SBN is making this regular feature much harder than it needs to be.

THE ALBIONIC MAN! hello? Is this thing on?
THE ALBIONIC MAN! hello? Is this thing on?
Laurence Griffiths

It's time once again for our regular Three Questions series, when we ask the SBN blogger from our next opponent some questions (usually three!) about their team and the upcoming match.  For the second Premier League opponent in a row, though, Arsenal's opponent on Sunday, West Brom, have no SBN blog.  So here I am, again, winging it.  Let's get to the questions!

TSF: Where is West Bromwich?  What happens there?
TSF: West Bromwich is not, contrary to its name, west of Bromwich.  It's actually just a few miles northwest of Birmingham, in a part of the West Midlands known as the Black Country.  As with many Midlands towns and cities, West Bromwich was a factory town until the 1970's/80's, when factories across England started shutting down; there is still an industrial base there (primarily metal fabrication and industrial equipment) but West Bromwich also is one of the artistic centers of the West Midlands, thanks to The Public, an art gallery and public venue that draws creatives from all over the region.

TSF: Is anybody famous from West Bromwich?
TSF: You might not know much about West Bromwich itself, but you no doubt know a few of its more famous residents - Robert Plant, Phil Lynott, and most of Judas Priest were born there.  Birmingham and the Midlands are known for their metal - the New Wave of British Heavy Metal's ground zero was in Birmingham and the Black Country.  Judas Priest, Napalm Death, and Black Sabbath all call the Midlands home.  As does mrs. pdb's favorite band of all time ever.

TSF: What is an Albion?
TSF: Edgar Winter.  No, wait, that doesn't sound right.  An Albion is not a thing, it's a name for a thing.  Specifically, it's the oldest known name for the island of Great Britain, derived from the proto-Celtic language.  It's still used as a reference to the island - there are pubs named "The Albion", and it is still commonly used in poetry and stories as a way to refer to England.
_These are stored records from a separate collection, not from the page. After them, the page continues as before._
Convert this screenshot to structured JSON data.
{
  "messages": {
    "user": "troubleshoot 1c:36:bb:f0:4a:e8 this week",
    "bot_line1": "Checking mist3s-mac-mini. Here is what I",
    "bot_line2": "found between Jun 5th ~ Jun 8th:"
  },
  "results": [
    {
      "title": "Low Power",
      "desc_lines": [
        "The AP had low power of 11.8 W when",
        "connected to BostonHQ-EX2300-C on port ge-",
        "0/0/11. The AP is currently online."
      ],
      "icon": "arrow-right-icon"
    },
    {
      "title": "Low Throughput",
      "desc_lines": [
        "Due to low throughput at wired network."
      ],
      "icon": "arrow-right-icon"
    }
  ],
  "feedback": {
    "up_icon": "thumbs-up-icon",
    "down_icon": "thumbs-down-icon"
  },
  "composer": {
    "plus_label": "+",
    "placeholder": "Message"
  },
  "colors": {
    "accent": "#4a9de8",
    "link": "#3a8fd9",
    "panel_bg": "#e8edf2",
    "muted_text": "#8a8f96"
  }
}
So now you know more about West Bromwich than you did five minutes ago.  Unless you're from West Bromwich, in which case please tell us more about your hometown.